These videos together provide a kaleidoscopic exploration of storytelling, each approaching the topic through different texts and motivating questions. David Fakunle’s video introduces us to the ways that storytelling as a mode of producing knowledge can be a radical, valuable source of truth. When white-supremacist heteropatriarchal neoliberal capitalism enforces narratives that maintain the hierarchical status quo, he advocates that we move toward vernacular stories and oral traditions. Hip-hop feminism, Jelisa Clark explains, helps us expose and resist the “angry-black-woman stereotype.” Rhapsody’s 2019 album Eve offers one example of a black woman speaking back to the intersections of racism and sexism and celebrates alternative versions of black femininity. Also drawing from popular culture, Luke Rodesiler and Katherin Garland use feature films about sports to unpack the “white savior trope,” which reproduces the idea that minoritized folks can overcome their disenfranchisement only when “rescued” by white people. Stacye Blount opens another path to liberatory pedagogies through visionary fiction. Even though this genre often takes readers beyond the realm of what is possible, it nonetheless has potential to activate a “critical social consciousness” through the way it affirms human dignity.

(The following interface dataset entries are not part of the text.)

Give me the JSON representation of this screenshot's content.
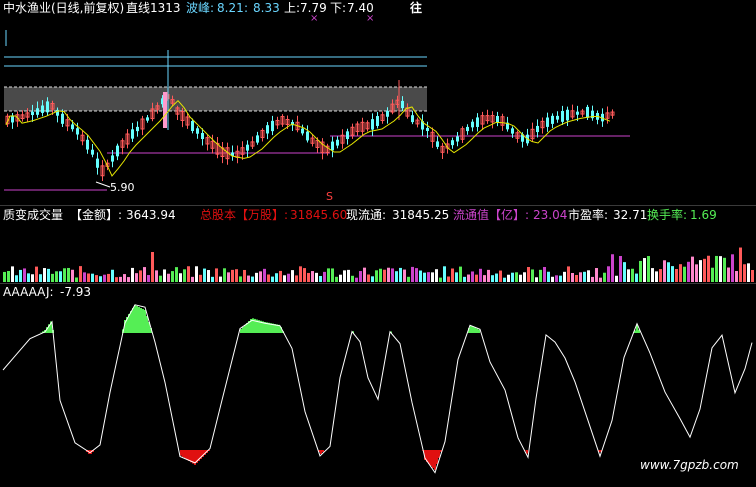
{
  "colors": {
    "up": "#ff5a5a",
    "down": "#66ffff",
    "ma": "#e6e600",
    "purple": "#cc44cc",
    "green": "#55ee55",
    "white": "#ffffff",
    "lightblue": "#6ad6ff",
    "red": "#e01010"
  },
  "header": {
    "stock_name": "中水渔业(日线,前复权)",
    "line_label": "直线1313",
    "wave_label": "波峰:",
    "wave_val1": "8.21",
    "wave_val2": "8.33",
    "up_label": "上:",
    "up_val": "7.79",
    "down_label": "下:",
    "down_val": "7.40",
    "right_text": "往",
    "markers": [
      "×",
      "×"
    ]
  },
  "price_panel": {
    "low_annotation": "5.90",
    "s_marker": "S"
  },
  "volume_panel": {
    "title": "质变成交量",
    "amount_label": "【金额】:",
    "amount_value": "3643.94",
    "total_shares_label": "总股本【万股】:",
    "total_shares_value": "31845.60",
    "float_label": "现流通:",
    "float_value": "31845.25",
    "float_cap_label": "流通值【亿】:",
    "float_cap_value": "23.04",
    "pe_label": "市盈率:",
    "pe_value": "32.71",
    "turnover_label": "换手率:",
    "turnover_value": "1.69"
  },
  "indicator_panel": {
    "title": "AAAAA",
    "j_label": "J:",
    "j_value": "-7.93"
  },
  "watermark": "www.7gpzb.com"
}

We hope this special feature nourishes and sparks your pedagogical fantasies. We invite you to use and share the videos in “Teaching Social Justice” and also to be energized by the way that educators—in these chilling climates—continue to expand our ways of knowing the world and build critical literacies that help students succeed not only in their coursework but in all areas of their lives.

Works Cited

Beauchamp, Zach. 2021. “Why Book Banning Is Back.” Vox, February 10.

Florido, Adrian. 2021. “Teachers Say Laws Banning Critical Race Theory Are Putting A Chill On Their Lessons.” NPR, May 28.

Greene, Peter. 2021. “Teacher Anti-CRT Bills Coast To Coast: A State By State Guide.” Forbes, February 16.

Gustin. Felicia. 2021. “The Latest Culture Wars: The Censoring of Teaching About Race and Racism.” Medium, June 15.

Hixenbaugh, Mike. “2022 “Banned: Books on Race and Sexuality Are Disappearing from Texas Schools in Record Numbers.” NBC News, February 1.

Kelley, Alexandra. 2021. “Texas Passes Law Banning Critical Race Theory in Schools.” The Hill, June 17.

Sawchuk, Stephen. 2021. “Local School Boards Are Banning Critical Race Theory. Here’s How That Looks in 7 Districts.” Education Week, August 25.

Schwartz, Sarah. 2022. “Map: Where Critical Race Theory Is Under Attack.” Education Week, updated September 28.

Vock, Daniel. 2021. “GOP Furor over Critical Race Theory Hits College Campuses.” Kansas Reflector, July 2.

Ujifusa, Andrew. 2021. “Critical Race Theory Fights Have Made Life Miserable for School Board Candidates.” Education Week, December 14.

Wyskow, Matt. 2022. “Legislation to Limit Critical Race Theory at Colleges Has Reached Fever Pitch.” Chronicle of Higher Education, June 8.

Zahneis, Megan. 2022. “‘A Naked Attack’: Texas Lieutenant Governor Pledges to End Tenure for All New Hires.” Chronicle of Higher Education, last updated February 21.